◆ Data extracts ◆
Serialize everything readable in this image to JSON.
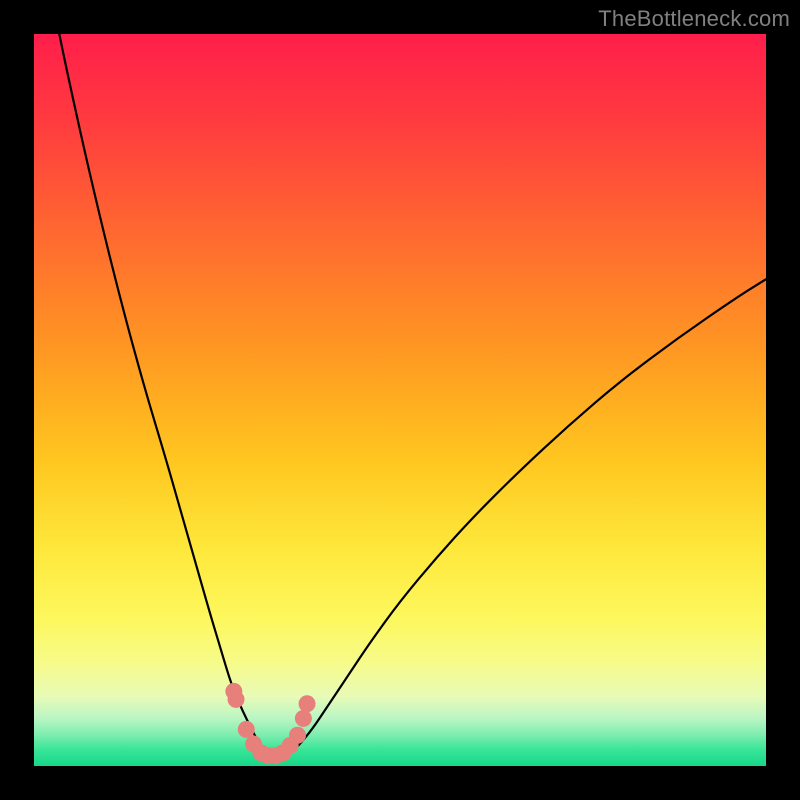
{
  "watermark": "TheBottleneck.com",
  "layout": {
    "outer_width": 800,
    "outer_height": 800,
    "inner_left": 34,
    "inner_top": 34,
    "inner_width": 732,
    "inner_height": 732
  },
  "colors": {
    "frame": "#000000",
    "curve": "#000000",
    "marker_fill": "#E77F7A",
    "marker_stroke": "#D86B66",
    "gradient_stops": [
      {
        "offset": 0.0,
        "color": "#FF1E4B"
      },
      {
        "offset": 0.12,
        "color": "#FF3B3F"
      },
      {
        "offset": 0.28,
        "color": "#FF6B2F"
      },
      {
        "offset": 0.44,
        "color": "#FF9A22"
      },
      {
        "offset": 0.58,
        "color": "#FFC61F"
      },
      {
        "offset": 0.7,
        "color": "#FEE73A"
      },
      {
        "offset": 0.8,
        "color": "#FDF85E"
      },
      {
        "offset": 0.86,
        "color": "#F6FB8B"
      },
      {
        "offset": 0.905,
        "color": "#E8FBB7"
      },
      {
        "offset": 0.935,
        "color": "#B9F6C4"
      },
      {
        "offset": 0.958,
        "color": "#7CEDAE"
      },
      {
        "offset": 0.978,
        "color": "#38E598"
      },
      {
        "offset": 1.0,
        "color": "#17D789"
      }
    ]
  },
  "chart_data": {
    "type": "line",
    "title": "",
    "xlabel": "",
    "ylabel": "",
    "xlim": [
      0,
      100
    ],
    "ylim": [
      0,
      100
    ],
    "grid": false,
    "legend": false,
    "series": [
      {
        "name": "bottleneck-curve",
        "x": [
          0,
          3,
          6,
          9,
          12,
          15,
          18,
          20,
          22,
          24,
          25.5,
          27,
          28.5,
          30,
          31,
          32,
          33,
          34.5,
          36,
          38,
          40,
          43,
          46,
          50,
          55,
          60,
          66,
          73,
          80,
          88,
          96,
          100
        ],
        "y": [
          118,
          102,
          88,
          75,
          63,
          52,
          42,
          35,
          28,
          21,
          16,
          11,
          7.5,
          4.5,
          2.6,
          1.4,
          1.0,
          1.4,
          2.6,
          5.0,
          8.0,
          12.5,
          17.0,
          22.5,
          28.5,
          34.0,
          40.0,
          46.5,
          52.5,
          58.5,
          64.0,
          66.5
        ]
      }
    ],
    "markers": {
      "name": "highlighted-points",
      "x": [
        27.3,
        27.6,
        29.0,
        30.0,
        31.0,
        32.0,
        33.0,
        34.0,
        35.0,
        36.0,
        36.8,
        37.3
      ],
      "y": [
        10.2,
        9.1,
        5.0,
        3.0,
        1.8,
        1.4,
        1.4,
        1.8,
        2.8,
        4.2,
        6.5,
        8.5
      ]
    }
  }
}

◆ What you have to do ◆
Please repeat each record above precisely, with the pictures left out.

◆ Problem solution ◆
Serialize everything readable in this image to JSON.
{
  "watermark": "TheBottleneck.com",
  "layout": {
    "outer_width": 800,
    "outer_height": 800,
    "inner_left": 34,
    "inner_top": 34,
    "inner_width": 732,
    "inner_height": 732
  },
  "colors": {
    "frame": "#000000",
    "curve": "#000000",
    "marker_fill": "#E77F7A",
    "marker_stroke": "#D86B66",
    "gradient_stops": [
      {
        "offset": 0.0,
        "color": "#FF1E4B"
      },
      {
        "offset": 0.12,
        "color": "#FF3B3F"
      },
      {
        "offset": 0.28,
        "color": "#FF6B2F"
      },
      {
        "offset": 0.44,
        "color": "#FF9A22"
      },
      {
        "offset": 0.58,
        "color": "#FFC61F"
      },
      {
        "offset": 0.7,
        "color": "#FEE73A"
      },
      {
        "offset": 0.8,
        "color": "#FDF85E"
      },
      {
        "offset": 0.86,
        "color": "#F6FB8B"
      },
      {
        "offset": 0.905,
        "color": "#E8FBB7"
      },
      {
        "offset": 0.935,
        "color": "#B9F6C4"
      },
      {
        "offset": 0.958,
        "color": "#7CEDAE"
      },
      {
        "offset": 0.978,
        "color": "#38E598"
      },
      {
        "offset": 1.0,
        "color": "#17D789"
      }
    ]
  },
  "chart_data": {
    "type": "line",
    "title": "",
    "xlabel": "",
    "ylabel": "",
    "xlim": [
      0,
      100
    ],
    "ylim": [
      0,
      100
    ],
    "grid": false,
    "legend": false,
    "series": [
      {
        "name": "bottleneck-curve",
        "x": [
          0,
          3,
          6,
          9,
          12,
          15,
          18,
          20,
          22,
          24,
          25.5,
          27,
          28.5,
          30,
          31,
          32,
          33,
          34.5,
          36,
          38,
          40,
          43,
          46,
          50,
          55,
          60,
          66,
          73,
          80,
          88,
          96,
          100
        ],
        "y": [
          118,
          102,
          88,
          75,
          63,
          52,
          42,
          35,
          28,
          21,
          16,
          11,
          7.5,
          4.5,
          2.6,
          1.4,
          1.0,
          1.4,
          2.6,
          5.0,
          8.0,
          12.5,
          17.0,
          22.5,
          28.5,
          34.0,
          40.0,
          46.5,
          52.5,
          58.5,
          64.0,
          66.5
        ]
      }
    ],
    "markers": {
      "name": "highlighted-points",
      "x": [
        27.3,
        27.6,
        29.0,
        30.0,
        31.0,
        32.0,
        33.0,
        34.0,
        35.0,
        36.0,
        36.8,
        37.3
      ],
      "y": [
        10.2,
        9.1,
        5.0,
        3.0,
        1.8,
        1.4,
        1.4,
        1.8,
        2.8,
        4.2,
        6.5,
        8.5
      ]
    }
  }
}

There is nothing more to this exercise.